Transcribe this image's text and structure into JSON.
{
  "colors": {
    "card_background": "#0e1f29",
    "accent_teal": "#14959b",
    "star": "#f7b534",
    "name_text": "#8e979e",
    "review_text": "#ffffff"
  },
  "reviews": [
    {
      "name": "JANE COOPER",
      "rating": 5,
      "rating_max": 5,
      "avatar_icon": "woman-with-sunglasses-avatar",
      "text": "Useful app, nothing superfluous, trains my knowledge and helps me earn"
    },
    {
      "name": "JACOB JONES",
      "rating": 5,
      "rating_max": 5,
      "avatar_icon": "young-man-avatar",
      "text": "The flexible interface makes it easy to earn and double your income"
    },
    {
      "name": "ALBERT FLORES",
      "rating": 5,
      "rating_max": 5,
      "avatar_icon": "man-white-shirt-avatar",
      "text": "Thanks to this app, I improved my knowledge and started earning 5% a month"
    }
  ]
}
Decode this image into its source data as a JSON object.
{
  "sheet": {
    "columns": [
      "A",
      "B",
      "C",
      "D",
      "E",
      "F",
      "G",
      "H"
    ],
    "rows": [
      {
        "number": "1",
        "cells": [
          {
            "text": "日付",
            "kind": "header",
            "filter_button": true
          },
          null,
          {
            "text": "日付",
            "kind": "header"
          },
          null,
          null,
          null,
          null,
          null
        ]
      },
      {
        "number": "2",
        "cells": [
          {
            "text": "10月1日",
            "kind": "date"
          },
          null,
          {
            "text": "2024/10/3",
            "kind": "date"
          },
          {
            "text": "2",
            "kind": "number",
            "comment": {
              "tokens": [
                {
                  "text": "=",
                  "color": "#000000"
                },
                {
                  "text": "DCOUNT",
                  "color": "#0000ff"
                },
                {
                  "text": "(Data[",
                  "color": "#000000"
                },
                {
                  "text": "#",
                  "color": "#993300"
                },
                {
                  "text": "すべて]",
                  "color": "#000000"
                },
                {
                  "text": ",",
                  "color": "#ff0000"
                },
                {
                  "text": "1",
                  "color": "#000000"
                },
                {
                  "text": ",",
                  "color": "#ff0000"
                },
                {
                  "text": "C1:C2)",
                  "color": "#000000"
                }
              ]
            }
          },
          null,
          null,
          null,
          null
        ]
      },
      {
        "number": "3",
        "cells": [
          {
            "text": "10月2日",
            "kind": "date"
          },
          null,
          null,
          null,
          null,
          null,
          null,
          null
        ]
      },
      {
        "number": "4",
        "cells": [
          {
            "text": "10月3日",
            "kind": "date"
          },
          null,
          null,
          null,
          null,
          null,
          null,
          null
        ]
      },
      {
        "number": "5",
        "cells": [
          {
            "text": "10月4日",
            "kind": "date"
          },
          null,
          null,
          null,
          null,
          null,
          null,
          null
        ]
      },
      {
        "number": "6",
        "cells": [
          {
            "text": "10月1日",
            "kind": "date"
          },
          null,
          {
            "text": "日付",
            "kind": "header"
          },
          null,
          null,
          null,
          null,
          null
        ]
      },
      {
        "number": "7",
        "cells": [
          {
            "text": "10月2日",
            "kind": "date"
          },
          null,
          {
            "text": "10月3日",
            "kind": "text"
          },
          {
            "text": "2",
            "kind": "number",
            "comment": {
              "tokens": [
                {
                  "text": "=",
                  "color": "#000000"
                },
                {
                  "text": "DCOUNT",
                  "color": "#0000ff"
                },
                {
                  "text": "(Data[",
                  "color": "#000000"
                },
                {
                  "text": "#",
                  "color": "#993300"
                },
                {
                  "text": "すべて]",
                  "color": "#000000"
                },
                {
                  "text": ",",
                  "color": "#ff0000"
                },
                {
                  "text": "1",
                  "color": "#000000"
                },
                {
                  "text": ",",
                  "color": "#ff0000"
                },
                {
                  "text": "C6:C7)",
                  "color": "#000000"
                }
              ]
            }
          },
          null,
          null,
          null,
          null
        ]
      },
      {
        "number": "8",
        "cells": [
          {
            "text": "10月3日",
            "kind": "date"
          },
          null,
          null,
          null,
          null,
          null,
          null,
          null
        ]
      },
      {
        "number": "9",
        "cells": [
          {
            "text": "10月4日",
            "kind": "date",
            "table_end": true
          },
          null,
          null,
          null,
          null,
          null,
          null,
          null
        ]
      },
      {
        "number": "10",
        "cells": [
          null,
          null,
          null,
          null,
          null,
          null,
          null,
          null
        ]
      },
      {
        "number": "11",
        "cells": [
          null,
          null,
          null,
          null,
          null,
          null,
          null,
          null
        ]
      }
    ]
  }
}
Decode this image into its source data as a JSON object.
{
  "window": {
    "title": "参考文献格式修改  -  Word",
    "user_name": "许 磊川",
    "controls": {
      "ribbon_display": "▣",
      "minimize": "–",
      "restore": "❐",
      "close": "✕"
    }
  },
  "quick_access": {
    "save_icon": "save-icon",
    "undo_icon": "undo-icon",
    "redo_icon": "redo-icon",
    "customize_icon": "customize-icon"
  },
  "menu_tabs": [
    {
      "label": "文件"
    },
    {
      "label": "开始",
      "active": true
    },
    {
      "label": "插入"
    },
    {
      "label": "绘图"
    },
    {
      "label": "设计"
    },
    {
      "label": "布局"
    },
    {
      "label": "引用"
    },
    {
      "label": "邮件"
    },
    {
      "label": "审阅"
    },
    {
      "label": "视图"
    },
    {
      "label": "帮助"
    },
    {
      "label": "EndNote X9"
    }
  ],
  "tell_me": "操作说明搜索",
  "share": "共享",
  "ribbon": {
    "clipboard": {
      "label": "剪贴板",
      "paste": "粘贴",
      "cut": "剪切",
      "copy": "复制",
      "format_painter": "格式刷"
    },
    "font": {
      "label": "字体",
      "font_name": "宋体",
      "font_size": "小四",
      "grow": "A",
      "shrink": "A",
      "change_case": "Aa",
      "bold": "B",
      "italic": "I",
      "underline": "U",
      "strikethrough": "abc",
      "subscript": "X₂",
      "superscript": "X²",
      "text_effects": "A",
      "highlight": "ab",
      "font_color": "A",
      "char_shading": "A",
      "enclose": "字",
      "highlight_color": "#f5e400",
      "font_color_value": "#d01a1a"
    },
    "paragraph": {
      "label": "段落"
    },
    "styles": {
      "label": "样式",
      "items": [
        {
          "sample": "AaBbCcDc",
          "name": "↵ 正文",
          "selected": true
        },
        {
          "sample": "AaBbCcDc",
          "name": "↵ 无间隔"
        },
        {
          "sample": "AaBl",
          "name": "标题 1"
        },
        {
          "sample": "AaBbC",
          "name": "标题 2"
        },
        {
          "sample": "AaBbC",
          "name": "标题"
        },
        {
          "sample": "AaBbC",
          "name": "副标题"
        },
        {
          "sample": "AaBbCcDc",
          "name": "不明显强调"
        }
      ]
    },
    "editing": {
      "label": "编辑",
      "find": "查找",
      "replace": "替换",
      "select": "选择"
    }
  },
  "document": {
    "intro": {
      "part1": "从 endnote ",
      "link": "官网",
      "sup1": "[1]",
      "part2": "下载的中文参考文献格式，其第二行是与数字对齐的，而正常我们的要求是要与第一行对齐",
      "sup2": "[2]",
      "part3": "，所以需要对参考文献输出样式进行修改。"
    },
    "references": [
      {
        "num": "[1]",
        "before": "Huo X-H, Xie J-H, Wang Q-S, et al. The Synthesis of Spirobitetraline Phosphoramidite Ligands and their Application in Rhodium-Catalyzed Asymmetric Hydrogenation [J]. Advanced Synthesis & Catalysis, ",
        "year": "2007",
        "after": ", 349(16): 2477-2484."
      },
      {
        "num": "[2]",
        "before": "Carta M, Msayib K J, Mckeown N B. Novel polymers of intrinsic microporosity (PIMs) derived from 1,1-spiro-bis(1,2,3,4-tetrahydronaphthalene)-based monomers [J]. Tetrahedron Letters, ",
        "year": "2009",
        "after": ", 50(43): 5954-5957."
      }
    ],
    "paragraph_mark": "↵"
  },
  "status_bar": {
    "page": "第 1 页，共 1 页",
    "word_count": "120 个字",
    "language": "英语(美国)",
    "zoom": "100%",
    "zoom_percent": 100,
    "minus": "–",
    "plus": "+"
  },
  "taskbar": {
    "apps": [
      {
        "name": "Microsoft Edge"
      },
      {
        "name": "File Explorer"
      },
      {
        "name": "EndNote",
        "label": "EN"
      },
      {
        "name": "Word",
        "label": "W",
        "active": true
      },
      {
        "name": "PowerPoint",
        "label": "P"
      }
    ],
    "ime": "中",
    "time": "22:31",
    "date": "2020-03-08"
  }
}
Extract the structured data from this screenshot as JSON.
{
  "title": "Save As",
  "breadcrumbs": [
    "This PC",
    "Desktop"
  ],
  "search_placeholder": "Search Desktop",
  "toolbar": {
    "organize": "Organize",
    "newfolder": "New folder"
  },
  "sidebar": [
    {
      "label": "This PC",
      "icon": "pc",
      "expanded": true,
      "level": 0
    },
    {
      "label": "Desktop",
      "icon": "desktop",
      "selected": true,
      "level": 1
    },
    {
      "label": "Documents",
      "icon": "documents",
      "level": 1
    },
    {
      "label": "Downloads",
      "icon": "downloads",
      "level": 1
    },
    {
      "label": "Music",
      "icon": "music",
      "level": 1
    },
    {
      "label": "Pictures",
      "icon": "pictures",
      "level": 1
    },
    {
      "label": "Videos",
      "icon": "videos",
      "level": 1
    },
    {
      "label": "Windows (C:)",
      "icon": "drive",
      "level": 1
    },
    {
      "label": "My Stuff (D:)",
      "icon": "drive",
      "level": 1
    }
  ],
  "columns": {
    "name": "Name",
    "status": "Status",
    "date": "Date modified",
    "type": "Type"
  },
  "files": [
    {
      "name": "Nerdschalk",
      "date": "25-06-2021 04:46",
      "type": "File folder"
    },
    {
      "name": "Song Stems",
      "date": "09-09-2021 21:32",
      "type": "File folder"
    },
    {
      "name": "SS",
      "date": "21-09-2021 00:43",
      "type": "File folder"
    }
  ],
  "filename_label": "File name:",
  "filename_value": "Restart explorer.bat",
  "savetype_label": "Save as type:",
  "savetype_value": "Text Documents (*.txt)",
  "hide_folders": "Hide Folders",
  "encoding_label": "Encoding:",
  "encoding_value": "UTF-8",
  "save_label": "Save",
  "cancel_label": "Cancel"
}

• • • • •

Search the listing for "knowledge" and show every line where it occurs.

      "text": "Useful app, nothing superfluous, trains my knowledge and helps me earn"
      "text": "Thanks to this app, I improved my knowledge and started earning 5% a month"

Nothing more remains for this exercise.